● The problem
Line by line, output the data that follows exactly as written.

Records from a collection

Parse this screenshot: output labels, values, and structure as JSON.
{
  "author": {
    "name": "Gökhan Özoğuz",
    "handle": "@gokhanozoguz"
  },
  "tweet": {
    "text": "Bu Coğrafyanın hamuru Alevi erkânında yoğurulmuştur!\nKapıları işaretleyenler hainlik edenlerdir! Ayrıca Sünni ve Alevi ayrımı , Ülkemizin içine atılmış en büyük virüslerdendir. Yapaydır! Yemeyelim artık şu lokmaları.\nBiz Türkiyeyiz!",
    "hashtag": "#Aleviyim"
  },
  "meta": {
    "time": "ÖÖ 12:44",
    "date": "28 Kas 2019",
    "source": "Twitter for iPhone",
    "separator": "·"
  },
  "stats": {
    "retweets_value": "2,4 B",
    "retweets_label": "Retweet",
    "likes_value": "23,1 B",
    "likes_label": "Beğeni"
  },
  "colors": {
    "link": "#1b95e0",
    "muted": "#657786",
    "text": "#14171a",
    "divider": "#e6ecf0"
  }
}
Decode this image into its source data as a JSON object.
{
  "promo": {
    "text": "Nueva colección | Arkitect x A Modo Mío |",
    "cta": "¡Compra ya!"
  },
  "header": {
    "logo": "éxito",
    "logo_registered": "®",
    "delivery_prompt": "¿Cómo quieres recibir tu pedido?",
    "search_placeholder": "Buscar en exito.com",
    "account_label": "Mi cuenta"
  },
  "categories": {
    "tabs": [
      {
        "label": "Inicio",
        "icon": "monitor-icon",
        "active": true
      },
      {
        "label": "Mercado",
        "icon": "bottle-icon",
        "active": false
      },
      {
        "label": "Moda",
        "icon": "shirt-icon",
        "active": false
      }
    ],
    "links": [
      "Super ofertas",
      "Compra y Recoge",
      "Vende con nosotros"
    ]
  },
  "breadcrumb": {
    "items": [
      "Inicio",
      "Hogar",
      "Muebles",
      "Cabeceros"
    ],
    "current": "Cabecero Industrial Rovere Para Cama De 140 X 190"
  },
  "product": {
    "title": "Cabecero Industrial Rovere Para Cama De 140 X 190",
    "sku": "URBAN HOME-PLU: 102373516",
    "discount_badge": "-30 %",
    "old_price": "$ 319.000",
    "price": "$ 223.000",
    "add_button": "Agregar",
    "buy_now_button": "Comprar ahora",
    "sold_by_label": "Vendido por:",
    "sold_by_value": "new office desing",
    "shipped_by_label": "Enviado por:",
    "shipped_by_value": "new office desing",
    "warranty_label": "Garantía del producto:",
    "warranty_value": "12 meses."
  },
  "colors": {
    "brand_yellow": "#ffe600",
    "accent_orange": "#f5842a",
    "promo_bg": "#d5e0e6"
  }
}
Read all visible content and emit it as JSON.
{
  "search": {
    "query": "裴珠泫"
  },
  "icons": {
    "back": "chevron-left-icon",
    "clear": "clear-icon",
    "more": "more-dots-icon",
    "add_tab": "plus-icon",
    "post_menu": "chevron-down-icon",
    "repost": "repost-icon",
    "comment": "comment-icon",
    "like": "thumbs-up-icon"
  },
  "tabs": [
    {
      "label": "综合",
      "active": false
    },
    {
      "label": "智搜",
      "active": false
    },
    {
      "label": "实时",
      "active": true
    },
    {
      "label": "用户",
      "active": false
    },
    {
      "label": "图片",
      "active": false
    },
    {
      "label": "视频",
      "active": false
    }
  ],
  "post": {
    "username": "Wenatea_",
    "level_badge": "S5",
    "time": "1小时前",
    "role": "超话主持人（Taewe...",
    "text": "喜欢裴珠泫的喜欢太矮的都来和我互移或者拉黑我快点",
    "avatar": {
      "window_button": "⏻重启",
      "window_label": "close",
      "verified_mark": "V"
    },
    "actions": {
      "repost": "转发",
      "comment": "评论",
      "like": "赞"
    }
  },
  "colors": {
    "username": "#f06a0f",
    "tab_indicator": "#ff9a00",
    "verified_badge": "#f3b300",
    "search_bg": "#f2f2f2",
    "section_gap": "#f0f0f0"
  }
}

● Result for this task
Parse this screenshot: output labels, values, and structure as JSON.
{
  "author": {
    "name": "Gökhan Özoğuz",
    "handle": "@gokhanozoguz"
  },
  "tweet": {
    "text": "Bu Coğrafyanın hamuru Alevi erkânında yoğurulmuştur!\nKapıları işaretleyenler hainlik edenlerdir! Ayrıca Sünni ve Alevi ayrımı , Ülkemizin içine atılmış en büyük virüslerdendir. Yapaydır! Yemeyelim artık şu lokmaları.\nBiz Türkiyeyiz!",
    "hashtag": "#Aleviyim"
  },
  "meta": {
    "time": "ÖÖ 12:44",
    "date": "28 Kas 2019",
    "source": "Twitter for iPhone",
    "separator": "·"
  },
  "stats": {
    "retweets_value": "2,4 B",
    "retweets_label": "Retweet",
    "likes_value": "23,1 B",
    "likes_label": "Beğeni"
  },
  "colors": {
    "link": "#1b95e0",
    "muted": "#657786",
    "text": "#14171a",
    "divider": "#e6ecf0"
  }
}
Decode this image into its source data as a JSON object.
{
  "promo": {
    "text": "Nueva colección | Arkitect x A Modo Mío |",
    "cta": "¡Compra ya!"
  },
  "header": {
    "logo": "éxito",
    "logo_registered": "®",
    "delivery_prompt": "¿Cómo quieres recibir tu pedido?",
    "search_placeholder": "Buscar en exito.com",
    "account_label": "Mi cuenta"
  },
  "categories": {
    "tabs": [
      {
        "label": "Inicio",
        "icon": "monitor-icon",
        "active": true
      },
      {
        "label": "Mercado",
        "icon": "bottle-icon",
        "active": false
      },
      {
        "label": "Moda",
        "icon": "shirt-icon",
        "active": false
      }
    ],
    "links": [
      "Super ofertas",
      "Compra y Recoge",
      "Vende con nosotros"
    ]
  },
  "breadcrumb": {
    "items": [
      "Inicio",
      "Hogar",
      "Muebles",
      "Cabeceros"
    ],
    "current": "Cabecero Industrial Rovere Para Cama De 140 X 190"
  },
  "product": {
    "title": "Cabecero Industrial Rovere Para Cama De 140 X 190",
    "sku": "URBAN HOME-PLU: 102373516",
    "discount_badge": "-30 %",
    "old_price": "$ 319.000",
    "price": "$ 223.000",
    "add_button": "Agregar",
    "buy_now_button": "Comprar ahora",
    "sold_by_label": "Vendido por:",
    "sold_by_value": "new office desing",
    "shipped_by_label": "Enviado por:",
    "shipped_by_value": "new office desing",
    "warranty_label": "Garantía del producto:",
    "warranty_value": "12 meses."
  },
  "colors": {
    "brand_yellow": "#ffe600",
    "accent_orange": "#f5842a",
    "promo_bg": "#d5e0e6"
  }
}
Read all visible content and emit it as JSON.
{
  "search": {
    "query": "裴珠泫"
  },
  "icons": {
    "back": "chevron-left-icon",
    "clear": "clear-icon",
    "more": "more-dots-icon",
    "add_tab": "plus-icon",
    "post_menu": "chevron-down-icon",
    "repost": "repost-icon",
    "comment": "comment-icon",
    "like": "thumbs-up-icon"
  },
  "tabs": [
    {
      "label": "综合",
      "active": false
    },
    {
      "label": "智搜",
      "active": false
    },
    {
      "label": "实时",
      "active": true
    },
    {
      "label": "用户",
      "active": false
    },
    {
      "label": "图片",
      "active": false
    },
    {
      "label": "视频",
      "active": false
    }
  ],
  "post": {
    "username": "Wenatea_",
    "level_badge": "S5",
    "time": "1小时前",
    "role": "超话主持人（Taewe...",
    "text": "喜欢裴珠泫的喜欢太矮的都来和我互移或者拉黑我快点",
    "avatar": {
      "window_button": "⏻重启",
      "window_label": "close",
      "verified_mark": "V"
    },
    "actions": {
      "repost": "转发",
      "comment": "评论",
      "like": "赞"
    }
  },
  "colors": {
    "username": "#f06a0f",
    "tab_indicator": "#ff9a00",
    "verified_badge": "#f3b300",
    "search_bg": "#f2f2f2",
    "section_gap": "#f0f0f0"
  }
}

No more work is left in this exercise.